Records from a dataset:
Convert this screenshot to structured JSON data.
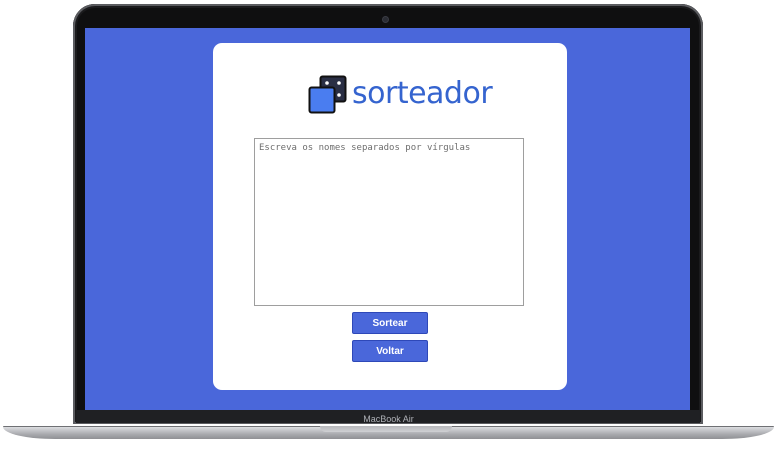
{
  "device": {
    "brand_label": "MacBook Air"
  },
  "app": {
    "logo_text": "sorteador",
    "logo_icon": "dice-icon",
    "names_input": {
      "value": "",
      "placeholder": "Escreva os nomes separados por vírgulas"
    },
    "buttons": {
      "draw_label": "Sortear",
      "back_label": "Voltar"
    }
  },
  "colors": {
    "background": "#4a67da",
    "card": "#ffffff",
    "logo_text": "#3564cf",
    "button": "#4a67da",
    "button_text": "#ffffff"
  }
}
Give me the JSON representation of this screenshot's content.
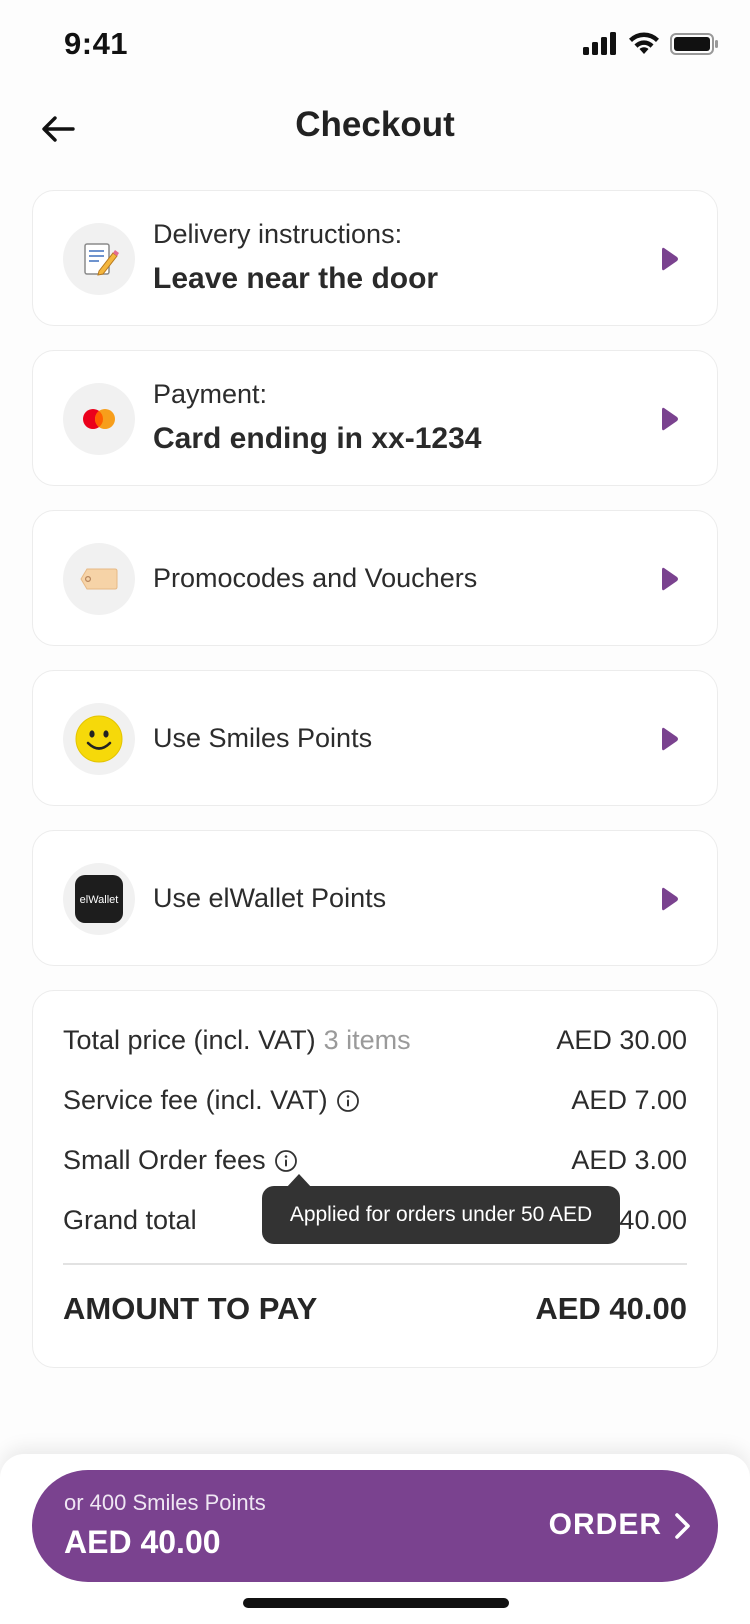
{
  "status_bar": {
    "time": "9:41"
  },
  "header": {
    "title": "Checkout"
  },
  "options": [
    {
      "label": "Delivery instructions:",
      "value": "Leave near the door",
      "icon": "memo-pencil-icon"
    },
    {
      "label": "Payment:",
      "value": "Card ending in xx-1234",
      "icon": "mastercard-icon"
    },
    {
      "label": "Promocodes and Vouchers",
      "icon": "tag-icon"
    },
    {
      "label": "Use Smiles Points",
      "icon": "smiley-icon"
    },
    {
      "label": "Use elWallet Points",
      "icon": "elwallet-logo",
      "logo_text": "elWallet"
    }
  ],
  "summary": {
    "total_price_label": "Total price (incl. VAT)",
    "items_count": "3 items",
    "total_price_value": "AED 30.00",
    "service_fee_label": "Service fee (incl. VAT)",
    "service_fee_value": "AED 7.00",
    "small_order_label": "Small Order fees",
    "small_order_value": "AED 3.00",
    "grand_total_label": "Grand total",
    "grand_total_value": "AED 40.00",
    "amount_to_pay_label": "AMOUNT TO PAY",
    "amount_to_pay_value": "AED 40.00"
  },
  "tooltip": {
    "text": "Applied for orders under 50 AED"
  },
  "order": {
    "points_text": "or 400 Smiles Points",
    "amount": "AED 40.00",
    "label": "ORDER"
  },
  "colors": {
    "accent": "#7a428f",
    "tooltip_bg": "#333333"
  }
}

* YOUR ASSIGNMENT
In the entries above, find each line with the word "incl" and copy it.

* EXERCISE RESPONSE
    "total_price_label": "Total price (incl. VAT)",
    "service_fee_label": "Service fee (incl. VAT)",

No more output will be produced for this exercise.